P. K. Page- Brief Bio
Patricia Kathleen Page also known as P.K.Irwin was born on 23 November 1916 in Swanage in Dorset, England and brought up on the Canadian prairies. She was a poet, novelist, playwright, prose writer, script writer, essayist and visual artist. Her poems first appeared in periodicals in the late 1930s, and later in Ronald Hambleton’s anthology Unit of Five (1944). Her first book was a romantic novel, The Sun and the Moon (1944), which she published under the pseudonym Judith Cape. She published her first solo book of poetry, As Ten, as Twenty (1946), under her real name.
Her visual art is exhibited in several permanent collections in Canada, including the National Gallery of Canada and the Art Gallery on Ontario as P.K.Irwin. Throughout her career page has maintained a style of poetry in keeping with the modernist influences developed during her association with the Montreal Preview group of poets in the 1940s. During that time Montreal was the center of Canadian literary activity.

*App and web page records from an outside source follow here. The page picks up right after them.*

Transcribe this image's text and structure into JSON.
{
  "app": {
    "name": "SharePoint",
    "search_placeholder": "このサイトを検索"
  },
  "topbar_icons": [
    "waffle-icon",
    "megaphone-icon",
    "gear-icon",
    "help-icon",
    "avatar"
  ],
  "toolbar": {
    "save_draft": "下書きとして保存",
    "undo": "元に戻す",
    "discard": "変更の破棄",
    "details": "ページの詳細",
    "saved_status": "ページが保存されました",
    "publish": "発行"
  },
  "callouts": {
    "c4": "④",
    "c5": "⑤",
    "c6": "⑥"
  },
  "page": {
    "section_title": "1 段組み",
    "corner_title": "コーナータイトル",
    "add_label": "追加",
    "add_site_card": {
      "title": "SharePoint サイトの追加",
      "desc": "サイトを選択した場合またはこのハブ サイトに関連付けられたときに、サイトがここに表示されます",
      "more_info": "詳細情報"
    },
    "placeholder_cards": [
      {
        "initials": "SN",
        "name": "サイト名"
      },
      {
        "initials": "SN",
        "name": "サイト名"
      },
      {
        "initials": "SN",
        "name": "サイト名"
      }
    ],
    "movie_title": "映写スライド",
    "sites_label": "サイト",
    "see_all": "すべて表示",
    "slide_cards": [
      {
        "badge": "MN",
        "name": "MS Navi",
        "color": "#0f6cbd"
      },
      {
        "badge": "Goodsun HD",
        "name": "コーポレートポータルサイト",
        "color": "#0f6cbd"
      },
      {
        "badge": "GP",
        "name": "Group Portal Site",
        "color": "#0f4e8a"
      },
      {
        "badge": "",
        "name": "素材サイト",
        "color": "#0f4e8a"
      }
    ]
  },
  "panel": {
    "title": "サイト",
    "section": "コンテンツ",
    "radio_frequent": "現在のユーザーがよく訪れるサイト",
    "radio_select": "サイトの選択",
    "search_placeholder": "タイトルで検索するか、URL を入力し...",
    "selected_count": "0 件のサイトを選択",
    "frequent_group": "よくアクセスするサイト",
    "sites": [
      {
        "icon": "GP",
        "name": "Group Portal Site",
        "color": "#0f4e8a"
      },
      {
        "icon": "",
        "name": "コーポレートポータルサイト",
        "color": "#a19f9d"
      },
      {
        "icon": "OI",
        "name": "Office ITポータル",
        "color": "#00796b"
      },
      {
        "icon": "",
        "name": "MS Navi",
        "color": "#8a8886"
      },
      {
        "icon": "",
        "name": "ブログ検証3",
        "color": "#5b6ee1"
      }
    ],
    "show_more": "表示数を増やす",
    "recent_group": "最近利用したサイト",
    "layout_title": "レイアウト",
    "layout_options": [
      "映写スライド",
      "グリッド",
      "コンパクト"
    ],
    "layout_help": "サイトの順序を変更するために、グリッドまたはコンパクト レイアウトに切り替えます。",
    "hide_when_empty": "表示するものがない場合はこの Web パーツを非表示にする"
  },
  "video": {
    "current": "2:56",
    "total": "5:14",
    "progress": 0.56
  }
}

Page also reaches out for a reality beyond the visible world. In an interview Page responds to the suggestion that her work expresses a belief in “multiple selves”. She received numerous awards, including the Oscar Blumenthal Award for Poetry (1944, Chicago), the Governor General’s Award for Poetry (1954), the Terasen Life time Achievement Award (2004). The National Film Board of Canada produced a film on her poetry, Still Waters – The Poetry of P.K.Page (1991). Page died on the 14th January, 2010 in Oak Bay, British Columbia.